National and Transnational Cinema Topics

Introduces students to the study of filmmaking traditions (and counter-traditions) within a national, geographic, cultural, or linguistic context through textual analysis, class discussion, and writing assignments. Some topics center on a national cinema tradition situated within a particular cultural, political, and/or historical context. Others examine the ways in which cinema transcends national boundaries and/or explore narrative and/or aesthetic strategies that reference more than one community, national, or cultural tradition. May be repeated for credit with a different topic.

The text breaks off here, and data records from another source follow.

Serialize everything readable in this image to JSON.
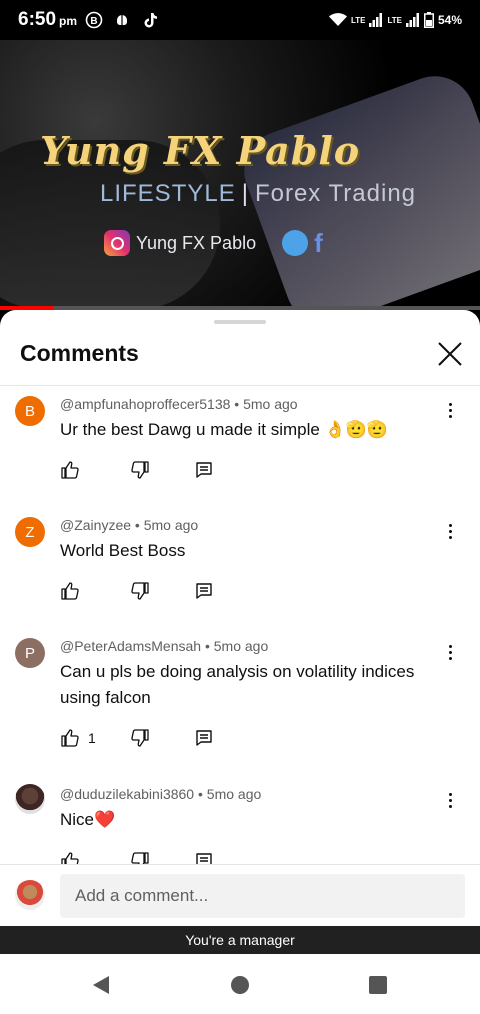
{
  "status": {
    "time": "6:50",
    "ampm": "pm",
    "network_label1": "LTE",
    "network_label2": "LTE",
    "battery": "54%"
  },
  "video": {
    "title": "Yung FX Pablo",
    "subtitle_left": "LIFESTYLE",
    "subtitle_sep": "|",
    "subtitle_right": "Forex Trading",
    "social_handle": "Yung FX Pablo",
    "progress_fraction": 0.11
  },
  "sheet": {
    "title": "Comments"
  },
  "comments": [
    {
      "avatar_letter": "B",
      "avatar_color": "#ef6c00",
      "handle": "@ampfunahoproffecer5138",
      "age": "5mo ago",
      "text": "Ur the best Dawg u made it simple 👌🫡🫡",
      "likes": ""
    },
    {
      "avatar_letter": "Z",
      "avatar_color": "#ef6c00",
      "handle": "@Zainyzee",
      "age": "5mo ago",
      "text": "World Best Boss",
      "likes": ""
    },
    {
      "avatar_letter": "P",
      "avatar_color": "#8d6e63",
      "handle": "@PeterAdamsMensah",
      "age": "5mo ago",
      "text": "Can u pls be doing analysis on volatility indices using falcon",
      "likes": "1"
    },
    {
      "avatar_letter": "",
      "avatar_color": "#4e342e",
      "handle": "@duduzilekabini3860",
      "age": "5mo ago",
      "text": "Nice❤️",
      "likes": ""
    }
  ],
  "add_comment": {
    "placeholder": "Add a comment..."
  },
  "banner": {
    "text": "You're a manager"
  },
  "colors": {
    "accent_red": "#ff0000",
    "meta_gray": "#606060"
  }
}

Distribution Area Prerequisites Credits
Arts and Humanities- or -Global Learning 1 course

Fall Semester information

Dahee Yun

231A: Tps: K-Drama and K-Pop Culture

Cheira Lewis

231B: Tps:Youth Gone Wild in Contemporary French Cinema

Karin Wimbley

231C: Tps:Journey to Wakanda- Black Panther and Diaspora Cinemas

Spring Semester information

Cheira Lewis

231A: Tps:Youth Gone Wild in Contemporary French Cinema

Introduction to contemporary French cinema highlighting films portraying diverse youth experiences. Analyze major cinematic elements like cinematography, mise-en-scène, and editing and how they create meaning. Examine selected films' depictions of the multifaceted experiences and challenges faced by young people in France today.

Karin Wimbley

231B: Tps:No Place Like Home: Identity, Memory, and Exile in World Literature and Film

Whether real or imagined, "home" defines who we were, reflects who we are, and shapes who we aspire to be. In fact, our identities are curated by our ever changing relationship to home. This course explores narratives about home in world literature and cinema. Specifically, we will explore plays, essays, poetry, short stories, and films from across the world to query: What is the definition of "home"? How does memory and the sensual world articulate our connection(s) to home? How can dislocation and exile alter our sense of home and belonging? Can the dislocation caused by exile be both a disabling estrangement and liberating insight? Course texts include works by Aimé Césaire, Kayo Hatta, Carmen Maria Machado, Ousmane Sembene, Dominique Loreau, to name a few.